    by khallow (3766) Subscriber Badge on Monday June 20 2022, @07:28PM (#1254710) Journal

    They wouldn't need to frame him if they already had an indictment!

    You have it backwards. The frame needs to be in place first before the indictment. Notice also this was during the same time span as the Swedish rape accusations. My take is that they attempted to discredit Wikileaks in 2010 by having Assange accused of rape by Swedish prosecutors. Assange immediately contested the extradition on the grounds that it was prelude to extradition to the US. If the US had then indicted and issued an extradition request at that time, the optics would have looked bad and may have scuttled both extradition requests.

    Further, this wasn't a theoretical concern because then US Attorney General Eric Holder had stated [boston.com] (November, 2010):

    The Justice Department will prosecute anyone found to have violated U.S. law in the leaks of classified government documents by online whistleblower WikiLeaks, Attorney General Eric Holder said Monday.

    "This is not saber-rattling," said the attorney general, who declared that the Obama administration condemns the leaks.

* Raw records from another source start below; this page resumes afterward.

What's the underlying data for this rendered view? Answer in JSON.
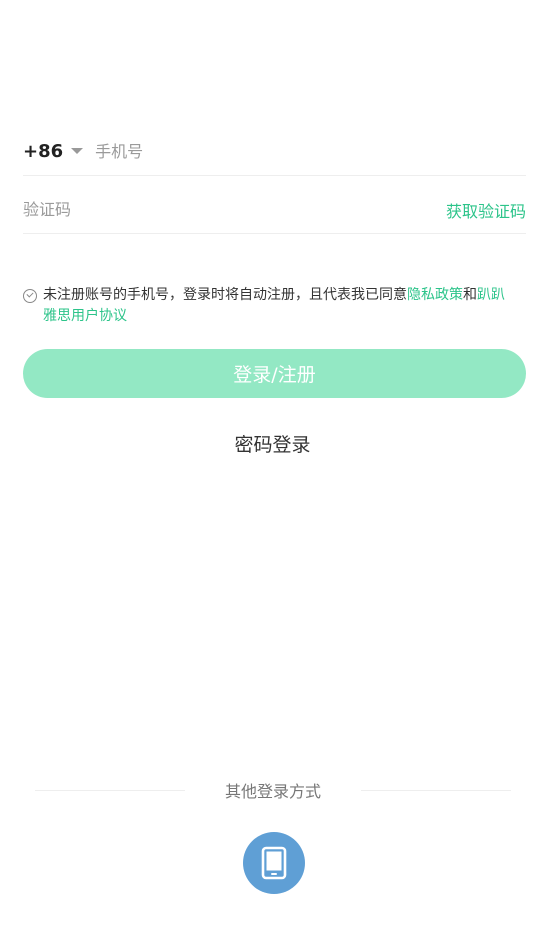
{
  "login": {
    "country_code": "+86",
    "phone_placeholder": "手机号",
    "code_placeholder": "验证码",
    "get_code_label": "获取验证码",
    "agreement": {
      "text": "未注册账号的手机号，登录时将自动注册，且代表我已同意",
      "privacy_link": "隐私政策",
      "conjunction": "和",
      "terms_link": "趴趴雅思用户协议"
    },
    "submit_label": "登录/注册",
    "password_login_label": "密码登录"
  },
  "other_login": {
    "title": "其他登录方式",
    "icons": [
      "phone-icon"
    ],
    "accent_color": "#5f9fd5"
  },
  "colors": {
    "brand_green": "#2cc48a",
    "button_disabled_green": "#93e8c4"
  }
}
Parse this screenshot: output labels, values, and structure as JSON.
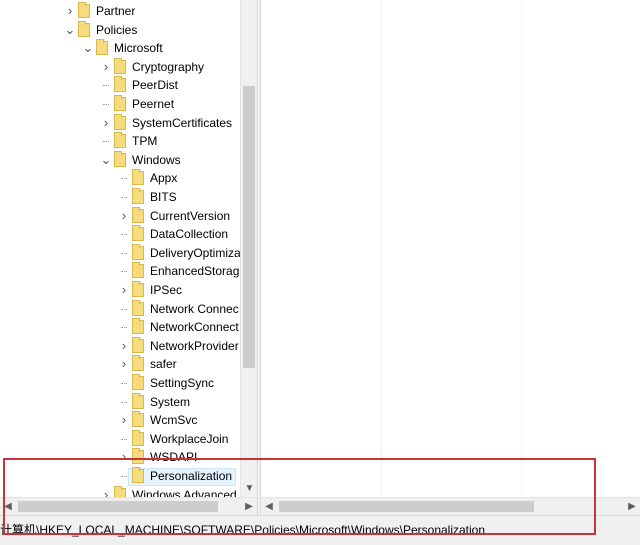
{
  "tree": {
    "items": [
      {
        "label": "Partner",
        "level": 0,
        "expander": "collapsed"
      },
      {
        "label": "Policies",
        "level": 0,
        "expander": "expanded"
      },
      {
        "label": "Microsoft",
        "level": 1,
        "expander": "expanded"
      },
      {
        "label": "Cryptography",
        "level": 2,
        "expander": "collapsed"
      },
      {
        "label": "PeerDist",
        "level": 2,
        "expander": "none"
      },
      {
        "label": "Peernet",
        "level": 2,
        "expander": "none"
      },
      {
        "label": "SystemCertificates",
        "level": 2,
        "expander": "collapsed"
      },
      {
        "label": "TPM",
        "level": 2,
        "expander": "none"
      },
      {
        "label": "Windows",
        "level": 2,
        "expander": "expanded"
      },
      {
        "label": "Appx",
        "level": 3,
        "expander": "none"
      },
      {
        "label": "BITS",
        "level": 3,
        "expander": "none"
      },
      {
        "label": "CurrentVersion",
        "level": 3,
        "expander": "collapsed"
      },
      {
        "label": "DataCollection",
        "level": 3,
        "expander": "none"
      },
      {
        "label": "DeliveryOptimiza",
        "level": 3,
        "expander": "none"
      },
      {
        "label": "EnhancedStorag",
        "level": 3,
        "expander": "none"
      },
      {
        "label": "IPSec",
        "level": 3,
        "expander": "collapsed"
      },
      {
        "label": "Network Connec",
        "level": 3,
        "expander": "none"
      },
      {
        "label": "NetworkConnect",
        "level": 3,
        "expander": "none"
      },
      {
        "label": "NetworkProvider",
        "level": 3,
        "expander": "collapsed"
      },
      {
        "label": "safer",
        "level": 3,
        "expander": "collapsed"
      },
      {
        "label": "SettingSync",
        "level": 3,
        "expander": "none"
      },
      {
        "label": "System",
        "level": 3,
        "expander": "none"
      },
      {
        "label": "WcmSvc",
        "level": 3,
        "expander": "collapsed"
      },
      {
        "label": "WorkplaceJoin",
        "level": 3,
        "expander": "none"
      },
      {
        "label": "WSDAPI",
        "level": 3,
        "expander": "collapsed"
      },
      {
        "label": "Personalization",
        "level": 3,
        "expander": "none",
        "selected": true
      },
      {
        "label": "Windows Advanced",
        "level": 2,
        "expander": "collapsed"
      }
    ]
  },
  "status_bar": {
    "path": "计算机\\HKEY_LOCAL_MACHINE\\SOFTWARE\\Policies\\Microsoft\\Windows\\Personalization"
  },
  "colors": {
    "folder": "#f6dc7c",
    "selection": "#e5f3ff",
    "annotation": "#c8323c"
  }
}
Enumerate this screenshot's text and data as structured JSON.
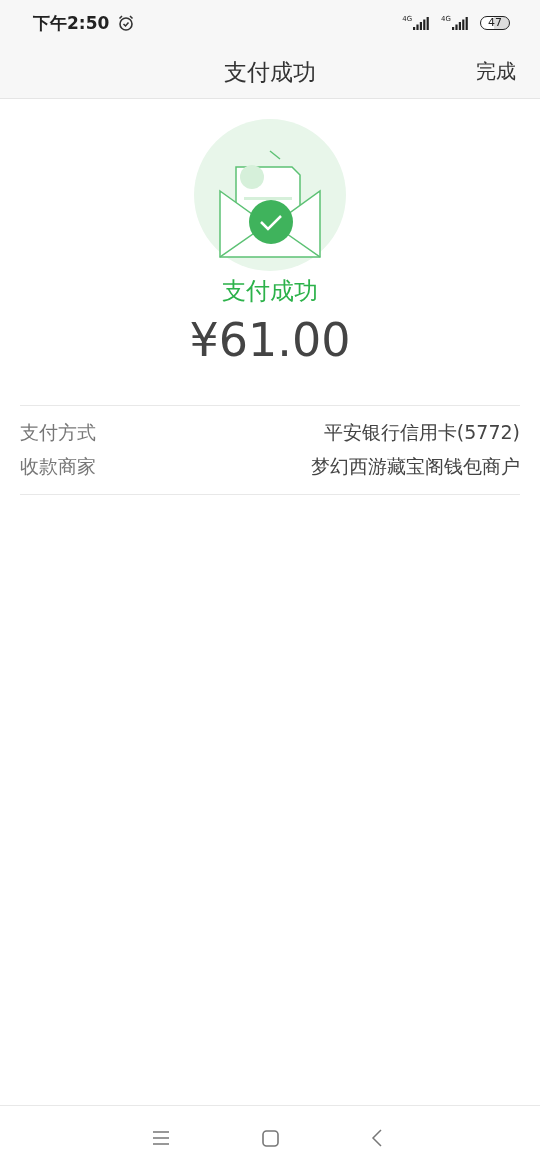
{
  "status_bar": {
    "time": "下午2:50",
    "signals": [
      "4G",
      "4G"
    ],
    "battery": "47"
  },
  "nav_bar": {
    "title": "支付成功",
    "action": "完成"
  },
  "result": {
    "status": "支付成功",
    "amount": "¥61.00"
  },
  "details": [
    {
      "label": "支付方式",
      "value": "平安银行信用卡(5772)"
    },
    {
      "label": "收款商家",
      "value": "梦幻西游藏宝阁钱包商户"
    }
  ]
}
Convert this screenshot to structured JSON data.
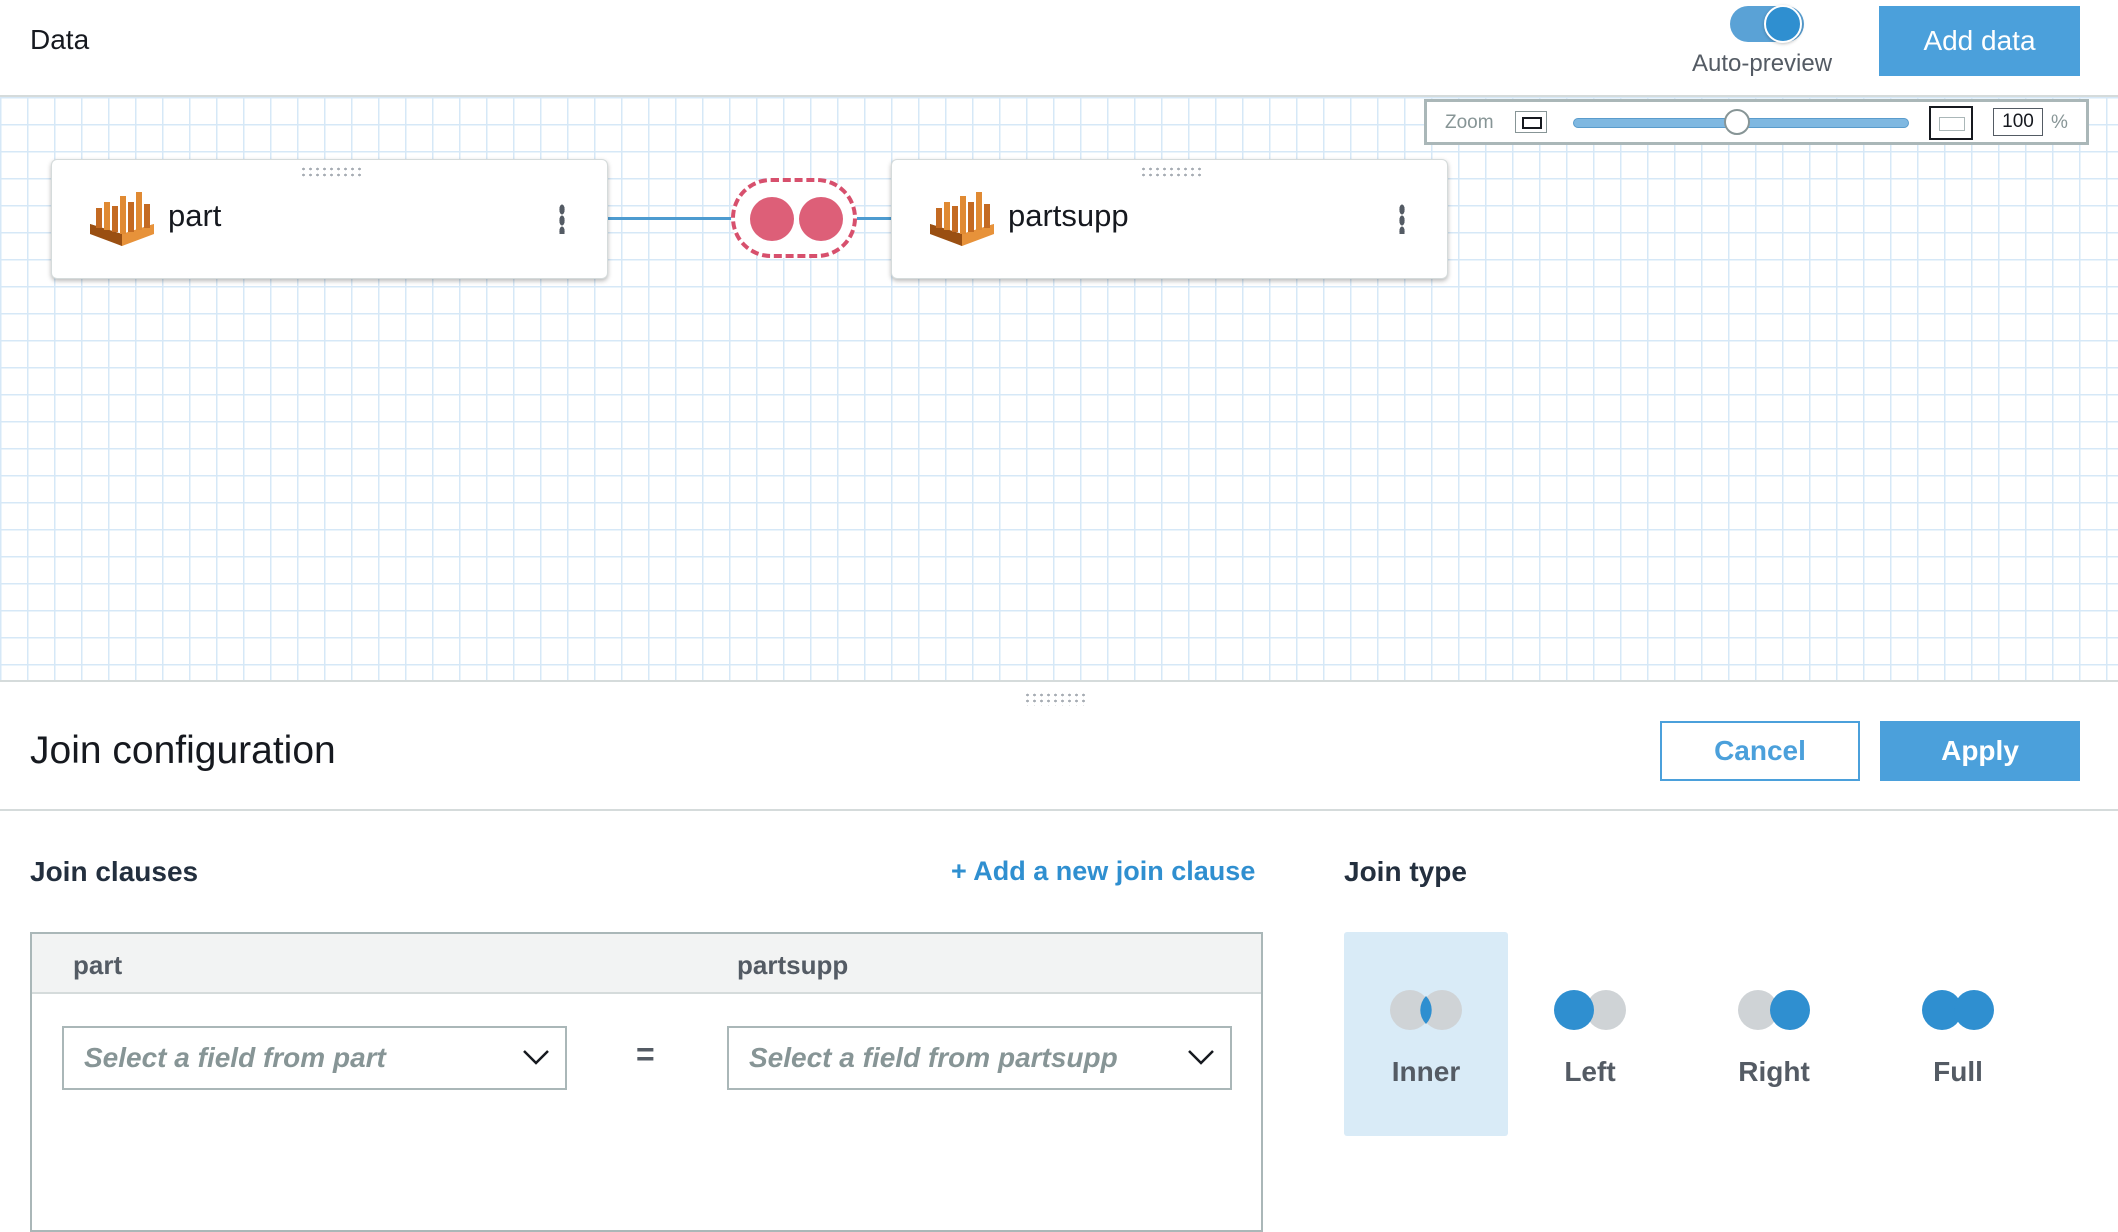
{
  "header": {
    "title": "Data",
    "auto_preview_label": "Auto-preview",
    "auto_preview_enabled": true,
    "add_data_label": "Add data"
  },
  "zoom": {
    "label": "Zoom",
    "value": "100",
    "unit": "%",
    "slider_level": 0.5
  },
  "canvas": {
    "nodes": [
      {
        "label": "part",
        "icon": "redshift-table-icon"
      },
      {
        "label": "partsupp",
        "icon": "redshift-table-icon"
      }
    ],
    "join_icon": "join-icon"
  },
  "join_config": {
    "title": "Join configuration",
    "cancel_label": "Cancel",
    "apply_label": "Apply",
    "clauses_heading": "Join clauses",
    "add_clause_label": "+ Add a new join clause",
    "left_column": "part",
    "right_column": "partsupp",
    "left_placeholder": "Select a field from part",
    "right_placeholder": "Select a field from partsupp",
    "operator": "=",
    "join_type_heading": "Join type",
    "join_types": [
      {
        "label": "Inner",
        "selected": true
      },
      {
        "label": "Left",
        "selected": false
      },
      {
        "label": "Right",
        "selected": false
      },
      {
        "label": "Full",
        "selected": false
      }
    ]
  },
  "colors": {
    "accent": "#4ba0db",
    "join_red": "#dd5f78",
    "selected_bg": "#d9ebf7",
    "grid": "#d6e8f7"
  }
}
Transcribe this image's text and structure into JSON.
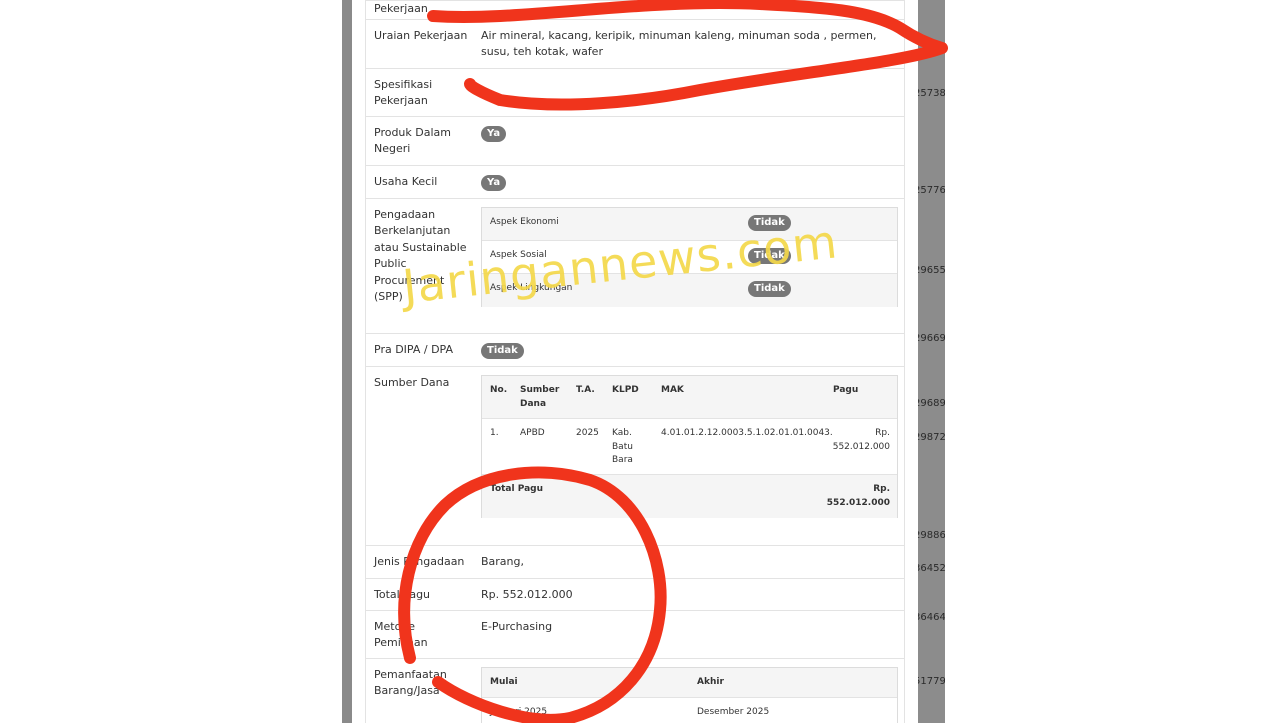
{
  "background": {
    "right_numbers": [
      "25738",
      "25776",
      "29655",
      "29669",
      "29689",
      "29872",
      "29886",
      "36452",
      "36464",
      "51779"
    ]
  },
  "rows": {
    "pekerjaan": {
      "label": "Pekerjaan"
    },
    "uraian": {
      "label": "Uraian Pekerjaan",
      "value": "Air mineral, kacang, keripik, minuman kaleng, minuman soda , permen, susu, teh kotak, wafer"
    },
    "spesifikasi": {
      "label": "Spesifikasi Pekerjaan",
      "value": ""
    },
    "pdn": {
      "label": "Produk Dalam Negeri",
      "badge": "Ya"
    },
    "usaha_kecil": {
      "label": "Usaha Kecil",
      "badge": "Ya"
    },
    "spp": {
      "label": "Pengadaan Berkelanjutan atau Sustainable Public Procurement (SPP)",
      "items": [
        {
          "aspect": "Aspek Ekonomi",
          "value": "Tidak"
        },
        {
          "aspect": "Aspek Sosial",
          "value": "Tidak"
        },
        {
          "aspect": "Aspek Lingkungan",
          "value": "Tidak"
        }
      ]
    },
    "pra_dipa": {
      "label": "Pra DIPA / DPA",
      "badge": "Tidak"
    },
    "sumber_dana": {
      "label": "Sumber Dana",
      "headers": {
        "no": "No.",
        "sumber": "Sumber Dana",
        "ta": "T.A.",
        "klpd": "KLPD",
        "mak": "MAK",
        "pagu": "Pagu"
      },
      "row": {
        "no": "1.",
        "sumber": "APBD",
        "ta": "2025",
        "klpd": "Kab. Batu Bara",
        "mak": "4.01.01.2.12.0003.5.1.02.01.01.0043.",
        "pagu": "Rp. 552.012.000"
      },
      "total_label": "Total Pagu",
      "total_value": "Rp. 552.012.000"
    },
    "jenis": {
      "label": "Jenis Pengadaan",
      "value": "Barang,"
    },
    "total_pagu": {
      "label": "Total Pagu",
      "value": "Rp. 552.012.000"
    },
    "metode": {
      "label": "Metode Pemilihan",
      "value": "E-Purchasing"
    },
    "pemanfaatan": {
      "label": "Pemanfaatan Barang/Jasa",
      "headers": {
        "mulai": "Mulai",
        "akhir": "Akhir"
      },
      "mulai": "Januari 2025",
      "akhir": "Desember 2025"
    }
  },
  "watermark": "Jaringannews.com",
  "colors": {
    "annotation_red": "#f0341c",
    "watermark": "#f4d84a",
    "badge": "#777777"
  }
}
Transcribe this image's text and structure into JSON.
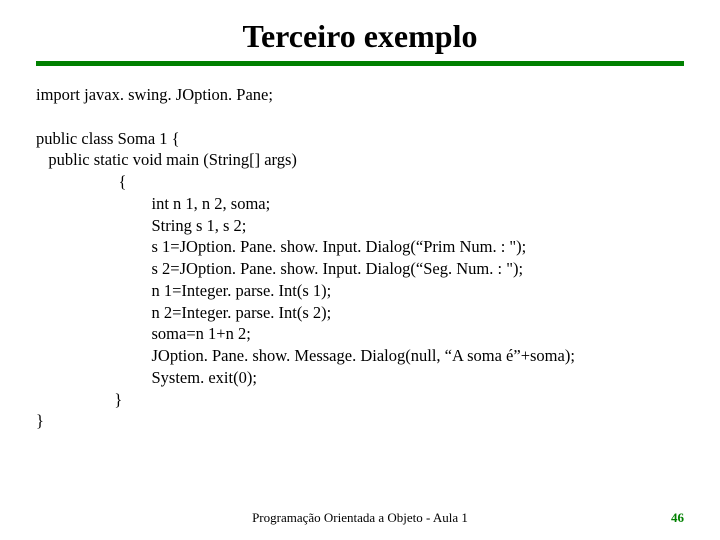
{
  "title": "Terceiro exemplo",
  "code": "import javax. swing. JOption. Pane;\n\npublic class Soma 1 {\n   public static void main (String[] args)\n                    {\n                            int n 1, n 2, soma;\n                            String s 1, s 2;\n                            s 1=JOption. Pane. show. Input. Dialog(“Prim Num. : \");\n                            s 2=JOption. Pane. show. Input. Dialog(“Seg. Num. : \");\n                            n 1=Integer. parse. Int(s 1);\n                            n 2=Integer. parse. Int(s 2);\n                            soma=n 1+n 2;\n                            JOption. Pane. show. Message. Dialog(null, “A soma é”+soma);\n                            System. exit(0);\n                   }\n}",
  "footer": {
    "center": "Programação Orientada a Objeto - Aula 1",
    "page": "46"
  }
}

    Holder said the latest disclosure, involving classified State Department documents, puts at risk the security of the nation, its diplomats, intelligence assets and U.S. relationships with foreign governments.

    "To the extent that we can find anybody who was involved in the breaking of American law, who put at risk the assets and the people I have described, they will be held responsible; they will be held accountable," Holder said at a news conference on another topic. He called the WikiLeaks probe "an active, ongoing criminal investigation."

    Incidentally, that announcement came two weeks after the international arrest warrant issued by those Swedish prosecutors.

    My take is that the Iceland adventure in 2011 came about (the FBI incidentally is under Holder's control) because the extradition to Sweden took so long. And after Assange sought political asylum with Ecuador, there was no opportunity to deliver said indictment/extradition request until he was kicked out in 2019.

    That's the thing that gets missed. Strategically, it made no sense to issue a public indictment at any point during that eight years prior to Assange's department from the Ecuador embassy. Prior to the Swedish rape charge, Assange's reputation was solid enough to endanger an extradition request. Prior to the final resolution of the Swedish extradition request, an indictment would have backfired, confirming Assange's narrative in court. Prior to Assange getting kicked out of the Ecuadorian embassy, an indictment would have politically confirmed Assange's narrative of being a political refugee. The US couldn't have revealed an indictment any sooner than they did.

    And of course, there's been no change in the US tactics here despite yet another transition to the Biden administration. Sure, if you wish to continue to believe that the Obama administration had some respect for the First Amendment, that's your choice. None of the rest of us need to be that gullible.